Gear Krieg: The Good Doctor Initiative
Deputy Secretary General of the League of Nations
He was born in County Antrim, the son of a Protestant grocer. Despite the fact that the town of Carrickfergus, where he was born and raised, was strongly Unionist, he joined the Gaelic League as a youth, and was won over to the cause of Irish nationalism. As a young man he joined the Irish Republican Brotherhood. He was working as a journalist for the North Down Herald and a number of other northern papers, before moving to Dublin, where he found a job with the Freeman’s Journal. There, by 1919, he had risen to news editor.
After the War of Independence, a number of his friends joined the new government of the Irish Free State. Lester was offered, and accepted, a position as Director of Publicity. He married Elizabeth Ruth Tyrrell in 1920, by whom he had three daughters

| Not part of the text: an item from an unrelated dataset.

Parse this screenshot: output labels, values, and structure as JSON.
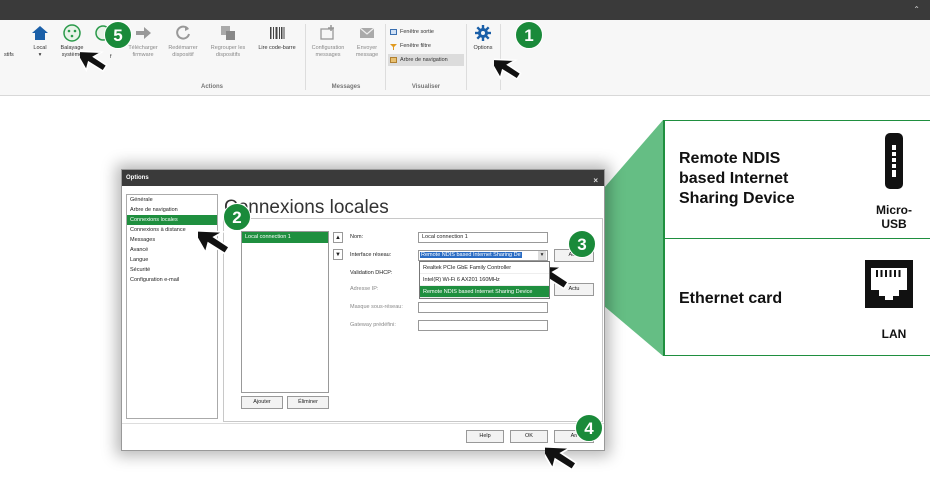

In 1923 he joined Ireland’s Department of External Affairs. He was sent to Geneva in 1929 to replace Michael MacWhite as Ireland’s Permanent Delegate to the League of Nations. In 1930 he succeeded in organising Ireland’s election to the Council (or executive body) of the League of Nations for a three-year term. Lester often represented Ireland at Council meetings, standing in for the Minister for External Affairs. During this time he became increasingly involved in the work of the League, particularly in its attempts to bring a resolution to two wars in South America. This work brought him to the attention of the League Secretariat and began his transformation from national to international civil servant.

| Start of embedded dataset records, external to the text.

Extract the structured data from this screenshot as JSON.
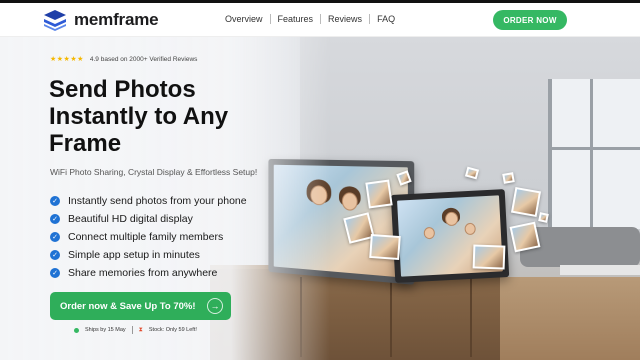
{
  "brand": {
    "name": "memframe",
    "logo_icon": "layered-squares-icon"
  },
  "nav": {
    "items": [
      {
        "label": "Overview"
      },
      {
        "label": "Features"
      },
      {
        "label": "Reviews"
      },
      {
        "label": "FAQ"
      }
    ],
    "cta_label": "ORDER NOW"
  },
  "hero": {
    "rating_stars": "★★★★★",
    "rating_text": "4.9 based on 2000+ Verified Reviews",
    "headline": "Send Photos Instantly to Any Frame",
    "subtitle": "WiFi Photo Sharing, Crystal Display & Effortless Setup!",
    "features": [
      {
        "label": "Instantly send photos from your phone"
      },
      {
        "label": "Beautiful HD digital display"
      },
      {
        "label": "Connect multiple family members"
      },
      {
        "label": "Simple app setup in minutes"
      },
      {
        "label": "Share memories from anywhere"
      }
    ],
    "order_button_label": "Order now & Save Up To 70%!",
    "ship_text": "Ships by 15 May",
    "stock_text": "Stock: Only 59 Left!"
  },
  "colors": {
    "accent_green": "#35b863",
    "check_blue": "#1f72d4",
    "star_gold": "#f5b800",
    "hourglass_red": "#e04b2e"
  }
}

When Peru and Colombia disputed over a town in the headwaters of the Amazon, Lester presided over the committee which found an equitable solution. He also presided over the less successful committee when Bolivia and Paraguay went to war over the Gran Chaco. In 1933, Lester was seconded to the League’s Secretariat and sent to Danzig (now Gdańsk, Poland), as the League of Nations’ High Commissioner. The Free City of Danzig was the scene of an emerging international crisis between Nazi Germany and the international community over the issue of the Polish Corridor and the Free City’s relationship with the Third Reich. During this period Lester repeatedly protested to the German government against its persecution and discrimination of the Jews. For this reason he was boycotted by both the representatives of the German Reich and the representatives of the Nazi Party in Danzig.
Lester returned to Geneva in 1937 to become Deputy Secretary General of the League of Nations.